De Beers might "significantly reduce" its number of sightholders and could be introducing changes to the way it allocates and sells its rough diamonds, according to Thomas Biesheuvel of Bloomberg. The miner's current six-year contract with buyers expires at the end of 2020.
The sources for the story are anonymous and De Beers said that no final decisions had been made, but Biesheuvel cites frustration among the long-term clients, many of which struggled over the course of a very challenging 2019, Many of De Beers' sightholders are manufacturers, and they were hit the hardest this past year as they found themselves with large stockpiles of hard-to-move polished diamonds, and thus with less need for new rough to polish. Unfortunately for them, De Beers typically does not take current need into account when selling its goods to contracted buyers, as the allocation of diamonds they receive is contractually established. De Beers did allow greater purchasing flexibility this year when the going got very rough, allowing buyers to defer and reject larger amounts of stones than usual, but they did not lower their prices until late in the year, which further squeezed the manufcaturers' already thin margins.
"By reducing the number of its customers," Bieshuevel writes, "the company could help strengthen the remaining businesses." De Beers currently has about 80 sightholders, depending on how one counts those companies with different branches in several countries, and 12 'accredited buyers' - a category of regular customer introduced in 2015, which must have the same standard of financial probity as Sightholders but do not need to commit to the same level of spending (see their customer director here). De Beers will meet their buyers next week in Botswana for the company’s first sale of the year. Sources said they have been told to expect an update on possible changes during the gathering.

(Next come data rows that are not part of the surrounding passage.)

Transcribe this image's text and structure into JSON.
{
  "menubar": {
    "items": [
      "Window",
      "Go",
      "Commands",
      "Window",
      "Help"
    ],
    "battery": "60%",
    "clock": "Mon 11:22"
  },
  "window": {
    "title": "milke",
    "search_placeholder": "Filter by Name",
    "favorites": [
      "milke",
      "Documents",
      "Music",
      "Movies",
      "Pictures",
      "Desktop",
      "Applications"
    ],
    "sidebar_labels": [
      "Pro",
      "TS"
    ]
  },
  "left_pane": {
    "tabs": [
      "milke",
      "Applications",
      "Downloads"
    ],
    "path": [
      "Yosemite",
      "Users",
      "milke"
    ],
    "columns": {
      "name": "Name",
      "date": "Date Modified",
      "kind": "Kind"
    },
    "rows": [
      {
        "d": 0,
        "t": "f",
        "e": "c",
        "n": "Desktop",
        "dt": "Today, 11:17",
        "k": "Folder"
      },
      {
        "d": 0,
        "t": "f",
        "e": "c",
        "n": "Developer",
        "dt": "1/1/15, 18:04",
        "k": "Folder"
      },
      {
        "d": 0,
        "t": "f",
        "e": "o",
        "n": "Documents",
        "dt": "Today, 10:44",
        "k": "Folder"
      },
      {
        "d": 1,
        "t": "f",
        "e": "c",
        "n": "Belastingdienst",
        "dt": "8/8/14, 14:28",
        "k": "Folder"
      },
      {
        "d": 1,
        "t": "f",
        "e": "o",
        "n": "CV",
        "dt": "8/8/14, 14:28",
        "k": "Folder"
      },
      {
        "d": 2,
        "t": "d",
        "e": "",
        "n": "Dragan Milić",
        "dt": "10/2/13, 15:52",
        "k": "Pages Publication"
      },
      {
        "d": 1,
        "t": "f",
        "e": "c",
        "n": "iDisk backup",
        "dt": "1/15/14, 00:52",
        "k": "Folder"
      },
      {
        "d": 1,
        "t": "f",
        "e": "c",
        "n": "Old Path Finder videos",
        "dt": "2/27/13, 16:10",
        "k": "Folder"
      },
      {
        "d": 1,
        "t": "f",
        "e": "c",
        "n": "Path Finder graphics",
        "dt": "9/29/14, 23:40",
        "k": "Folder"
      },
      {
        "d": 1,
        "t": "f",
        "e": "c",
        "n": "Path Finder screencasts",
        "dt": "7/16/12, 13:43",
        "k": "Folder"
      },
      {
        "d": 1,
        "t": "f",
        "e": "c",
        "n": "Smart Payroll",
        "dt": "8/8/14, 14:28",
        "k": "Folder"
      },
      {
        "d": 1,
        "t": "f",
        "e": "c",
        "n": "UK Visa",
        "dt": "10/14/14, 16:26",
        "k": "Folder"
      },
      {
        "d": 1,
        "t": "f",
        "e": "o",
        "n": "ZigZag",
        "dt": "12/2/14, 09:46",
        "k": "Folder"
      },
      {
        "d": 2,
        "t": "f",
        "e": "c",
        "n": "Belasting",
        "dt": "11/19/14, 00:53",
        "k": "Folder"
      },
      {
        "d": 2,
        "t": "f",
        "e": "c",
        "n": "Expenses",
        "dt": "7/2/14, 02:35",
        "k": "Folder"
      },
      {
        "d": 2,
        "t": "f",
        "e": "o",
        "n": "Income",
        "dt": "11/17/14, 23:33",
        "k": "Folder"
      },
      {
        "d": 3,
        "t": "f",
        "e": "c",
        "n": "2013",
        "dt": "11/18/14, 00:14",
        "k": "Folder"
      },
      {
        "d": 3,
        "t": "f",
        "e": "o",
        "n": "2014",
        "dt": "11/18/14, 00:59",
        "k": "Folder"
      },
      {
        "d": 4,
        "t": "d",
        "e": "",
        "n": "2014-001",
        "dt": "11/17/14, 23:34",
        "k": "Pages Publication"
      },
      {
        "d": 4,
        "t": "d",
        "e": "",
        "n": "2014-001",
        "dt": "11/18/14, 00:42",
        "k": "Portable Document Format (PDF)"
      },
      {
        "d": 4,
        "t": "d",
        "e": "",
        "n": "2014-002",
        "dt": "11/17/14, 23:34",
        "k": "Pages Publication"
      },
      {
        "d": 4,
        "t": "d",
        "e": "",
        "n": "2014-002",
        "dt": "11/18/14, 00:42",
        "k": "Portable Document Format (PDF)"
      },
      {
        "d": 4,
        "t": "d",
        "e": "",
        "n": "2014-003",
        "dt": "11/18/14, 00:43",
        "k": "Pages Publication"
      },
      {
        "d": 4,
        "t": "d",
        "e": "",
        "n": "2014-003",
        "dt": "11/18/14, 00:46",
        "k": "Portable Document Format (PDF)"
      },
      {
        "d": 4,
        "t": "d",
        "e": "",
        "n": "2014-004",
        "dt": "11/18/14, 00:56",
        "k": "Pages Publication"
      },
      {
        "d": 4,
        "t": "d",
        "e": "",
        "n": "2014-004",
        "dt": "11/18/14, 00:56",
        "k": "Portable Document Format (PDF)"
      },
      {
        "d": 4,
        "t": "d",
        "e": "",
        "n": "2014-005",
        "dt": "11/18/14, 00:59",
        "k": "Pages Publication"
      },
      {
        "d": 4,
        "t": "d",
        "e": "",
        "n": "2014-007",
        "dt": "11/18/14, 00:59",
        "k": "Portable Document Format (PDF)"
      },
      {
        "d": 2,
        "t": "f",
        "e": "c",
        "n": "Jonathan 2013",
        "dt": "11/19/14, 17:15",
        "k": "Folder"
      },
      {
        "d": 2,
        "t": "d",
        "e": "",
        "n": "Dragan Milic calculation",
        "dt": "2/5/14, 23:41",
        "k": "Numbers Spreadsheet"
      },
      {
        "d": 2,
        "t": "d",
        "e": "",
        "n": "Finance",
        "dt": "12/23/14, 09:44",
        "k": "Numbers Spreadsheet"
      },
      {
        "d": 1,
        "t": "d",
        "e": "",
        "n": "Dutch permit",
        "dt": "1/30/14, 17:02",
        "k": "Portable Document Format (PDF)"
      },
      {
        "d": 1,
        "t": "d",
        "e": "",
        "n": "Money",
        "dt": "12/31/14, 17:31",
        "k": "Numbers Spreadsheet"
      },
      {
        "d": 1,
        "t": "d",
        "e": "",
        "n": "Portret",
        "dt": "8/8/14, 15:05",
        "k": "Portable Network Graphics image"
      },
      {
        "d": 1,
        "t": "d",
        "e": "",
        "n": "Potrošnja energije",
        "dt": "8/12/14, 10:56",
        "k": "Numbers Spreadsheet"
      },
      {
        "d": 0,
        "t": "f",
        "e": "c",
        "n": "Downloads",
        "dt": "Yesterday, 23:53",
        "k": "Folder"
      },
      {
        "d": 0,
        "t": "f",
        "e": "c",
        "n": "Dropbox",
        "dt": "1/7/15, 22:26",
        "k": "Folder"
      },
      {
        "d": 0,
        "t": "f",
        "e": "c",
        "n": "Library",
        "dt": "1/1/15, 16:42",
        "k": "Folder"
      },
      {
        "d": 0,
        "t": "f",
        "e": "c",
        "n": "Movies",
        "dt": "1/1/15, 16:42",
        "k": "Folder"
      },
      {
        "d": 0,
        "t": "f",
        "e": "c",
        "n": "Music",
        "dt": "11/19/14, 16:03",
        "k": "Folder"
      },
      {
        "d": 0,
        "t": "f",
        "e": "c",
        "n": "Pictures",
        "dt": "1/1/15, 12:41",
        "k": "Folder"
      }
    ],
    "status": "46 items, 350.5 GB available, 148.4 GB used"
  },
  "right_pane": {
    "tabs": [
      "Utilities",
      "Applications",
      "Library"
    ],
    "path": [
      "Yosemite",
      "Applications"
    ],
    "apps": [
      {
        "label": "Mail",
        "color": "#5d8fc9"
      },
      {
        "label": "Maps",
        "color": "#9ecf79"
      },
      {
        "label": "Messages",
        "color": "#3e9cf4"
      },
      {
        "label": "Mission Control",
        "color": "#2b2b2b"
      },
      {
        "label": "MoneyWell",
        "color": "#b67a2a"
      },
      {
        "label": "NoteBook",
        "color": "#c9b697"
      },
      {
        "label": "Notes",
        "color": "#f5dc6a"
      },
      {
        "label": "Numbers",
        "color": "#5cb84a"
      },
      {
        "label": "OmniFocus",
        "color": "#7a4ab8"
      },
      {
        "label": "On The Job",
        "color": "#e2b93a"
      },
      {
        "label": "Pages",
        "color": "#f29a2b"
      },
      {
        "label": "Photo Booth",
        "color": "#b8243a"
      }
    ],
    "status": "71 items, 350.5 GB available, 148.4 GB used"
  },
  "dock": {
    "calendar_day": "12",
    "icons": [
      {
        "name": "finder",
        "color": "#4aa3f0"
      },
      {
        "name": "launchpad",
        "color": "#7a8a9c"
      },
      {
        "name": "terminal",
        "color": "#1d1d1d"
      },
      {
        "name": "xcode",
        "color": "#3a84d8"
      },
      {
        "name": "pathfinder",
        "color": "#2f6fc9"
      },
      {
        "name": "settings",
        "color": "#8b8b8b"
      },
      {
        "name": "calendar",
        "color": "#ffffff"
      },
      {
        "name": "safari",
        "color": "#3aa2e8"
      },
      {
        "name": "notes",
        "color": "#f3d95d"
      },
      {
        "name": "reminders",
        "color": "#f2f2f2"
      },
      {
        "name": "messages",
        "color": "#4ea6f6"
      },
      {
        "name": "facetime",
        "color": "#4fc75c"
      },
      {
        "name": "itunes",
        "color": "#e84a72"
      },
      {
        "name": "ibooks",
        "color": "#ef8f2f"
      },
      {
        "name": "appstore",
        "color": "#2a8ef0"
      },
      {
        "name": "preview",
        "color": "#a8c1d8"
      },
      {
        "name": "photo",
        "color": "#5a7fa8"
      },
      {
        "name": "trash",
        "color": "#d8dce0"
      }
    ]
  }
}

“We will be communicating directly with customers in the coming months about the new contract, which will focus on maximising the opportunities in the new diamond world,” the company said in a statement. Biesheuvel notes a "key point of contention is De Beers’s policy of allocating more diamonds to sightholders that have bought large amounts previously. It’s designed to reward the strongest buyers, but some in the industry suspect it’s resulted in irrational buying and dumping of stones, especially after De Beers allowed more flexibility in sales last year. De Beers has indicated it could change the allocation criteria to be more subjective, the people said."